We had practically given up on the house, since even if I otherwise qualified a single last call to my previous contract employer would disqualify me from getting the loan since I was no longer working there. Another week or two went by, still I hadn’t found a contract.
I was pretty much forced to look for a contract job since even though I had a decent salary as a programmer it still was not enough to qualify for the house we were trying to buy. It cost four times what my first house 10 years earlier cost.
I Needed a Big Salary Right Away
I needed almost double the normal salary a typical programmer made at that time to qualify for the necessary loan. To top it off, I was putting tens of thousands of dollars downpayment because I was going to get a VA loan and the house was too expensive for the VA to fund without the extraordinary large downpayment.
We were living on borrowed time since I wasn’t working and the bills were piling up. I was also a real estate investor at that time and we had several other houses we owned, all with mortgages that we wouldn’t be able to pay if things didn’t go our way. Fortunately they didn’t show on my credit record.
Plus, being a real estate investor, the temporary home we were living in while the new home was being built had huge monthly payments. Talk about being overextended, that was my situation in a big way.
Finally Good News – Loan Approved!
Then one day when we least expected it, we received a call from the real estate lady handling our loan that my loan was approved and being funded. Wow! Were we relieved! I hadn’t been working for quite a while, so any little thing would have just blown our chances of getting that house.
Was that good luck or what?
Did Luck Play a Part in this?
Luck is an intangible thing. It can mean different things to different people. In this case here are a few things that made me feel very lucky to be able to buy a rather expensive house (compared to the previous home I owned).
- I had a very spotty job record – it would disqualify most people from getting a home loan
- My credit was not very good
- I had to convince the builder and lender to give me a VA loan which neither were offering
- I was juggling multiple home loans on my investment houses at the same time
- Fortunately those investment home loans didn’t show on my credit record
- The house I was trying to buy had to have a government inspection, something the builder didn’t plan on
- My programming contract ended and my loan was not approved yet
- I was not working, had no job when my loan was finally approved
- I didn’t find a job until months after we finally got the house
- The temporary house I bought in Bloomington sold months later at a profit large enough to recoup my new house downpayment
- The children have long since moved out the house
- We still live here, but it is now an RCFE
Sometimes it pays to make risky moves or take big chances even if it may not turn out in your favor.

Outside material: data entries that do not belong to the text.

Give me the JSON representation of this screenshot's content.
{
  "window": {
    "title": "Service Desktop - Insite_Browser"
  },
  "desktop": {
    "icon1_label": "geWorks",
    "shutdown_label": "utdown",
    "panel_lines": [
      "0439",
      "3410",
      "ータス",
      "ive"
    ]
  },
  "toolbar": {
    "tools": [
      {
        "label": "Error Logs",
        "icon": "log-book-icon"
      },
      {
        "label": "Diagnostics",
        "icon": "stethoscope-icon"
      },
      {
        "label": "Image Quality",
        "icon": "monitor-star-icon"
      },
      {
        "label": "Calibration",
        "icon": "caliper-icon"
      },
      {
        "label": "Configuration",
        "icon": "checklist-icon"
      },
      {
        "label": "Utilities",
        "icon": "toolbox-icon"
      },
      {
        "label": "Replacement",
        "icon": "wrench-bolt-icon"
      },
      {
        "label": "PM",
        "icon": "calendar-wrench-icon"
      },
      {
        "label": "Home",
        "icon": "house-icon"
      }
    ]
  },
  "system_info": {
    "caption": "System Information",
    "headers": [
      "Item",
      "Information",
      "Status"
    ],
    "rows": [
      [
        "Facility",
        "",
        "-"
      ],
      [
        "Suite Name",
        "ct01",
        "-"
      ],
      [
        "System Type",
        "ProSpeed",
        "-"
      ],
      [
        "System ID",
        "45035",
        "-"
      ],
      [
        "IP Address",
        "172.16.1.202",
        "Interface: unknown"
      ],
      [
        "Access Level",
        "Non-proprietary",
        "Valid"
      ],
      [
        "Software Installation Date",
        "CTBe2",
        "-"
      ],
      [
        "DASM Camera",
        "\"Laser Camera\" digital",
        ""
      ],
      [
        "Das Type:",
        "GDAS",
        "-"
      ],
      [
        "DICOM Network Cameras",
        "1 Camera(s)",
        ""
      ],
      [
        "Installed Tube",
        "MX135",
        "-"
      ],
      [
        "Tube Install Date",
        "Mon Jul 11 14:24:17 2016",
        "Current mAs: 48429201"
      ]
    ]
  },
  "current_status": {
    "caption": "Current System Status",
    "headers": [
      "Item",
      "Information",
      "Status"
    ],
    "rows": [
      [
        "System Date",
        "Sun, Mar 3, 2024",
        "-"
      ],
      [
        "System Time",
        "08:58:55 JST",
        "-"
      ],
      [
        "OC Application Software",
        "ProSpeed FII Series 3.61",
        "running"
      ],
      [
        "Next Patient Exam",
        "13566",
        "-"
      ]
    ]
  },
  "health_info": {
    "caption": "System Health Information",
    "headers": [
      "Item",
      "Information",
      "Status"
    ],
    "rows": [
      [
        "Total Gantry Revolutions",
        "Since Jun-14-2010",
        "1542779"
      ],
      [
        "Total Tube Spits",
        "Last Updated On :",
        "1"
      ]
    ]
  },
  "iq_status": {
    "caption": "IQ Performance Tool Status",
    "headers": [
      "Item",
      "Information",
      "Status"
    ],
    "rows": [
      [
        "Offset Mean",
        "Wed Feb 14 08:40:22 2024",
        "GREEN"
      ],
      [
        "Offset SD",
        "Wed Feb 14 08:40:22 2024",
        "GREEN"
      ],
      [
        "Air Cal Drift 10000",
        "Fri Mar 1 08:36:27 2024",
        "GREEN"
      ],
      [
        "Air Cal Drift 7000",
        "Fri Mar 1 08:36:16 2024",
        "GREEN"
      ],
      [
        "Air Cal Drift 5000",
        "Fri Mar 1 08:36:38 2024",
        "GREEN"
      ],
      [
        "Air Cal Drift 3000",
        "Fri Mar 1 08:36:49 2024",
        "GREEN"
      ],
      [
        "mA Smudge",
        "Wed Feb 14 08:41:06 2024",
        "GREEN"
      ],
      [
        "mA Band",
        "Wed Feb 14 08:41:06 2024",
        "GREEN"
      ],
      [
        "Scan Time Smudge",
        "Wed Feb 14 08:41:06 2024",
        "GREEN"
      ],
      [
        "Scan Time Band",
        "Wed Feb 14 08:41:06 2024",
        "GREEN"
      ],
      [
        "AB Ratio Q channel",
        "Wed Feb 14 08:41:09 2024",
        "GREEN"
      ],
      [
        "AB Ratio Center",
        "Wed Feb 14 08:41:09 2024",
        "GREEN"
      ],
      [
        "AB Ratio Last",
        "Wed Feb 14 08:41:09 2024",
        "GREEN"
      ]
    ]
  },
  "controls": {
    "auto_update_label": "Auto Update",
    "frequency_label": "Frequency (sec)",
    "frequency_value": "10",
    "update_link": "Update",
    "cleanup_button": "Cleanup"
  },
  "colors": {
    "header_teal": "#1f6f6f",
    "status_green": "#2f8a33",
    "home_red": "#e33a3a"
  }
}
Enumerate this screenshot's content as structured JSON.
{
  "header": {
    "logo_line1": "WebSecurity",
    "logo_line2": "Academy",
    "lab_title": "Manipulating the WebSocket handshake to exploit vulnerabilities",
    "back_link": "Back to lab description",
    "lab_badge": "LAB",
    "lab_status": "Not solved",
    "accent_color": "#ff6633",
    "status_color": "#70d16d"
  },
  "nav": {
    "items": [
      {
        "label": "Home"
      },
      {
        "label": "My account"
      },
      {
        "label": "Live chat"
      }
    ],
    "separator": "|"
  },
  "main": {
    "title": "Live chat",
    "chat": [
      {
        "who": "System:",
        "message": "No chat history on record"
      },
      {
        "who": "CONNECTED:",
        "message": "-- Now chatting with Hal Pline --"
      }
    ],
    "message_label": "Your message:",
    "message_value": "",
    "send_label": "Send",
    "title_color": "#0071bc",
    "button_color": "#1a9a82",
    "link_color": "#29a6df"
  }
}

For me its second nature. For my wife it’s usually a no no.
It all Turned Out Fine in the End
As it turned out it took me several more months to find a job. When I finally found one it was a good contract at Sony in San Diego, a relatively easy commute in those days – just an hour away by freeway. An amazingly easy drive to the far north outskirts of San Diego about 60 or so miles from my home.
Now, some 29 years later we are still living in that house. The children have all grown up and moved away. We bought another house some years ago for income. And believe it or not, I’m retired and still have the itching to buy another house or two. I know more now, so let’s give it another try.
Update August/9/2017: I am working on a way to get another house (to flip) using no money of my own. It’s something new I just found out about yesterday. I’m waiting for answers from my email questions. Even if this lead turns out to be a dead end I have other options to get another house. Will Charles ever stop this real estate nonsense?
For more of how I bought houses with little or “no money down” read a few writeups on my Yolky site.